We managed to do a bit of sight-seeing on Sunday, climbing up a generic Rajasthani fort. The boys caught up with us on our way back and pestered and badgered us into buying some random stuff such as post-cards and some paintings and so on. Stuff that will join the ranks of other things we have been hassled into over the years. They are so young, these boys. And how demeaning to have to beseech a random person to buy (for Rs. 20) a book of post-cards. No charge for seeing madam, is how he started on it. I said Boss find someone else I am not interested. He looked totally shattered. I am sure it was an act and all. But I looked. I said very good, go on now, go sell to someone else. Then he started the begging and beseeching. He threatened to give me a booklet free if I bought four of them. Insisted I was his first (potential) customer (at noon? Yeah, very likely!). Meanwhile the husband was plied with some paintings, stuff I usually sell to foreigner and NIRs (!), the guy was saying. We are really idiotic that way. As long as they occupy less room we buy it when we feel bad for them. The worst was a giant ugly papier mache vase my husband bought at a signal one rainy mumbai day for Rs.100. It collected cockroaches in about three minutes of entering the house. I was jubilant the day I convinced him to give it away to the maid. God knows what she does with that monstrosity!
When we returned to the monster at night, she was super excited. She must have really missed us. She even talked for almost half an hour on the phone with me earlier on Sunday morning. Bye amma she would say but not really hang up. You know what Ammamma said, she would say. Then launch into a long description of this that and the other. Segway into how her best friend (and best enemy) had pushed her onto a sharp stone.
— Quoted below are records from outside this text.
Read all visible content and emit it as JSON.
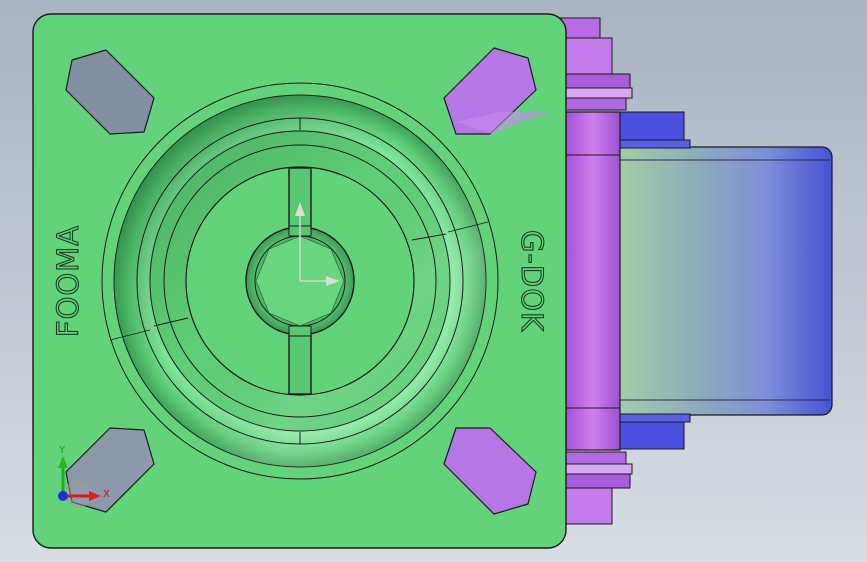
{
  "model": {
    "engraving_left": "FOOMA",
    "engraving_right": "G-DOK"
  },
  "triad": {
    "x_label": "X",
    "y_label": "Y"
  },
  "colors": {
    "background_top": "#a9b4c2",
    "background_bottom": "#d9dde4",
    "plate": "#62d37b",
    "plate_edge": "#1a1a1a",
    "swivel_body": "#c97be8",
    "wheel_blue": "#4b56d8",
    "wheel_light": "#9bc7a3",
    "triad_x": "#e02020",
    "triad_y": "#20b020",
    "triad_z": "#2030e0"
  }
}
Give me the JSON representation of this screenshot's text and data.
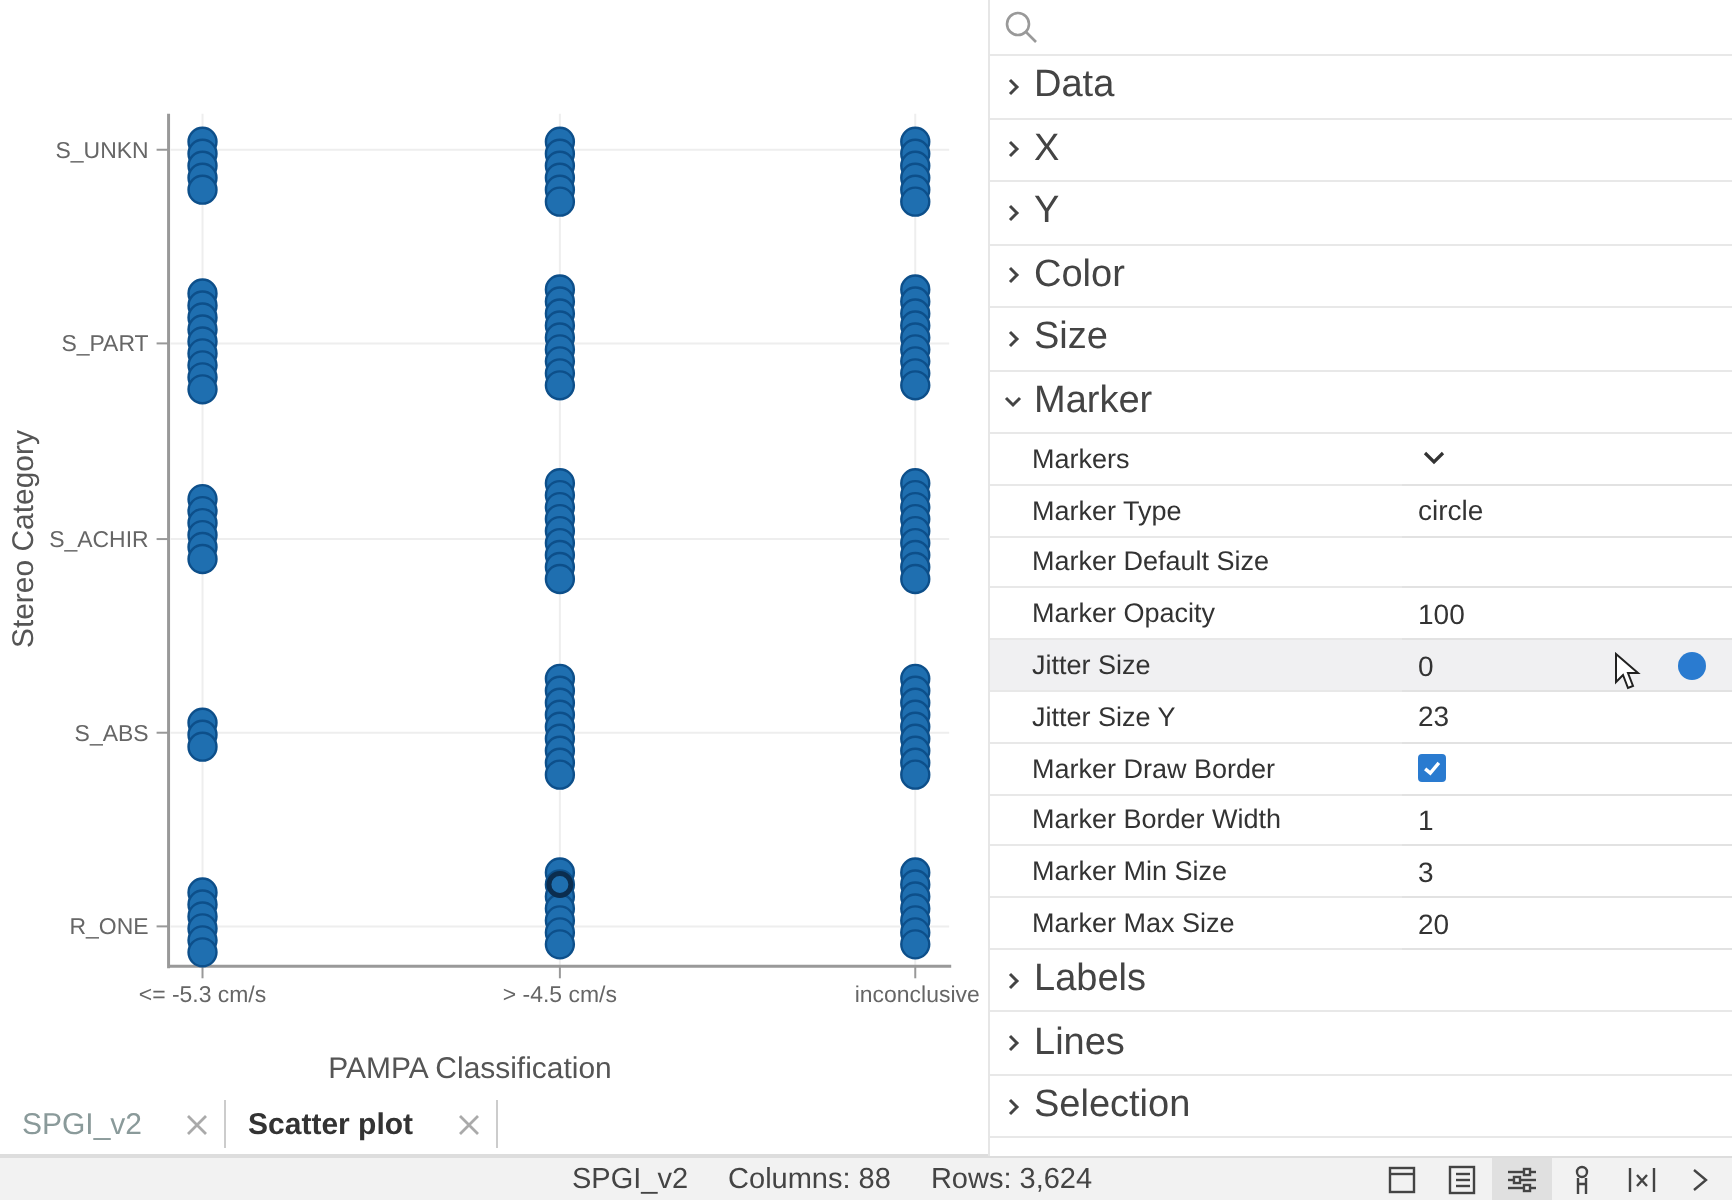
{
  "plot": {
    "ylabel": "Stereo Category",
    "xlabel": "PAMPA Classification",
    "y_ticks": [
      "S_UNKN",
      "S_PART",
      "S_ACHIR",
      "S_ABS",
      "R_ONE"
    ],
    "x_ticks": [
      "<= -5.3 cm/s",
      "> -4.5 cm/s",
      "inconclusive"
    ]
  },
  "tabs": [
    {
      "label": "SPGI_v2",
      "selected": false
    },
    {
      "label": "Scatter plot",
      "selected": true
    }
  ],
  "panel": {
    "sections": [
      {
        "title": "Data",
        "expanded": false
      },
      {
        "title": "X",
        "expanded": false
      },
      {
        "title": "Y",
        "expanded": false
      },
      {
        "title": "Color",
        "expanded": false
      },
      {
        "title": "Size",
        "expanded": false
      },
      {
        "title": "Marker",
        "expanded": true,
        "properties": [
          {
            "label": "Markers",
            "kind": "dropdown",
            "highlighted": false
          },
          {
            "label": "Marker Type",
            "kind": "text",
            "value": "circle",
            "highlighted": false
          },
          {
            "label": "Marker Default Size",
            "kind": "text",
            "highlighted": false
          },
          {
            "label": "Marker Opacity",
            "kind": "text",
            "value": "100",
            "highlighted": false
          },
          {
            "label": "Jitter Size",
            "kind": "text",
            "value": "0",
            "highlighted": true
          },
          {
            "label": "Jitter Size Y",
            "kind": "text",
            "value": "23",
            "highlighted": false
          },
          {
            "label": "Marker Draw Border",
            "kind": "checkbox",
            "checked": true,
            "highlighted": false
          },
          {
            "label": "Marker Border Width",
            "kind": "text",
            "value": "1",
            "highlighted": false
          },
          {
            "label": "Marker Min Size",
            "kind": "text",
            "value": "3",
            "highlighted": false
          },
          {
            "label": "Marker Max Size",
            "kind": "text",
            "value": "20",
            "highlighted": false
          }
        ]
      },
      {
        "title": "Labels",
        "expanded": false
      },
      {
        "title": "Lines",
        "expanded": false
      },
      {
        "title": "Selection",
        "expanded": false
      }
    ]
  },
  "status_bar": {
    "items": [
      "SPGI_v2",
      "Columns: 88",
      "Rows: 3,624"
    ],
    "tools": [
      {
        "kind": "panel",
        "selected": false
      },
      {
        "kind": "list",
        "selected": false
      },
      {
        "kind": "sliders",
        "selected": true
      },
      {
        "kind": "person",
        "selected": false
      },
      {
        "kind": "variable",
        "selected": false
      },
      {
        "kind": "chevron",
        "selected": false
      }
    ]
  }
}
Thankfully she behaved herself, and did not terrorise my mom as I expected her to.
And now it is back to the grind, the rain, a friend's father in critical condition, a long ago friend visiting me tonight (and warning me on the phone that she is fat and I should not comment on it), the monster having its coughing session of the month, and, memories safely stowed away for future referral.